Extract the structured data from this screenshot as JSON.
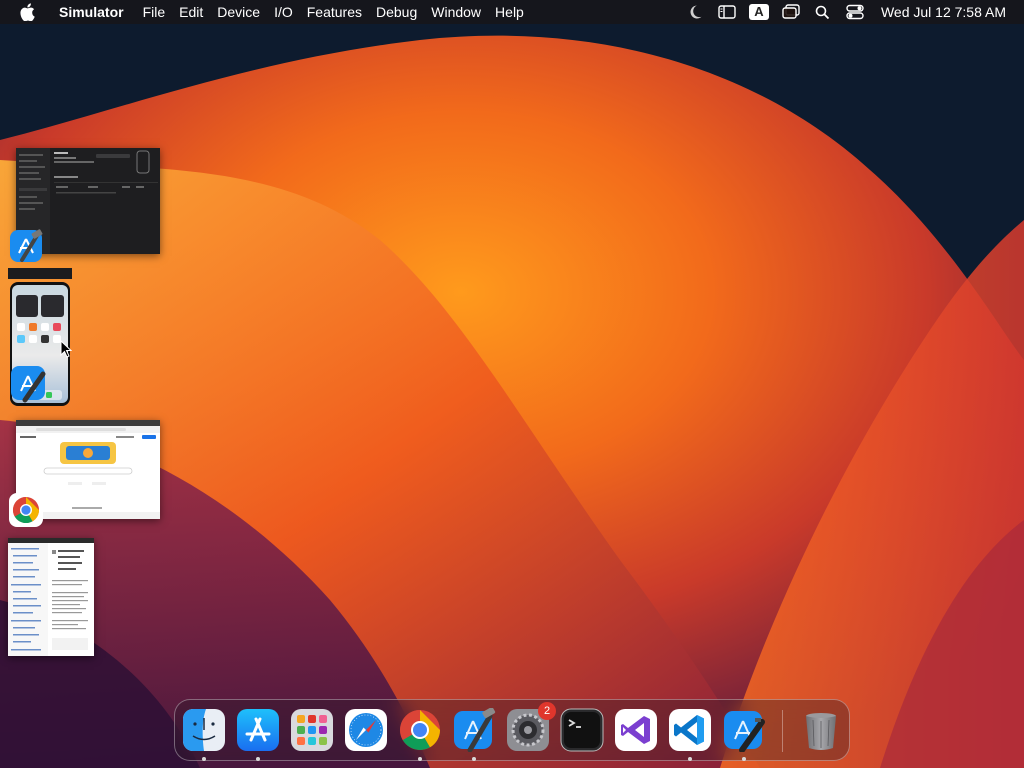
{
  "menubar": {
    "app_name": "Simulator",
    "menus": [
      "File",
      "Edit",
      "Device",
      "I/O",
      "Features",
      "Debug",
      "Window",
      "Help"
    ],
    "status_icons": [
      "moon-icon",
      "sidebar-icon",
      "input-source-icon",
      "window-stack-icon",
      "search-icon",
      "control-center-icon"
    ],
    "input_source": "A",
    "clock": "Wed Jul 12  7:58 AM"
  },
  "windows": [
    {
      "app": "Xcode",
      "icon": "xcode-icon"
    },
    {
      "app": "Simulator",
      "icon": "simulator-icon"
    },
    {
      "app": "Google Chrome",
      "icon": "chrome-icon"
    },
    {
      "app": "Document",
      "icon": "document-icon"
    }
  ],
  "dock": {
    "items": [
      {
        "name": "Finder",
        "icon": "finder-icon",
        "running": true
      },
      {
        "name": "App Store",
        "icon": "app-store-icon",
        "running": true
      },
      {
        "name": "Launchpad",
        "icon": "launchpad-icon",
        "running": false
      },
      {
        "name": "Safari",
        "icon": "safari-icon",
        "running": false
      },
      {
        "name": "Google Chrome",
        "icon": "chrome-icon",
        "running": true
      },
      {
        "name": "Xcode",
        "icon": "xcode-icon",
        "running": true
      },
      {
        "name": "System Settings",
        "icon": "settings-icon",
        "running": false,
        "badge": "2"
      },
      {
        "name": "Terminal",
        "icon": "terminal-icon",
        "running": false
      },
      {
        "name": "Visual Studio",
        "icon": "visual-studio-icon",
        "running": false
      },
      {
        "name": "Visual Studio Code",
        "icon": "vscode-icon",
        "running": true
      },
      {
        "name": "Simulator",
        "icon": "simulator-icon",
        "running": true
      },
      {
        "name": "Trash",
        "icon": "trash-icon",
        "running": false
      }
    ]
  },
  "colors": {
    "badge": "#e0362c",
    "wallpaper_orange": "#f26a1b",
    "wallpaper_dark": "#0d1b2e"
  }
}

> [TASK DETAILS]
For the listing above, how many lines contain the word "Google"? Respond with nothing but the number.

> [WRITTEN ANSWER]
2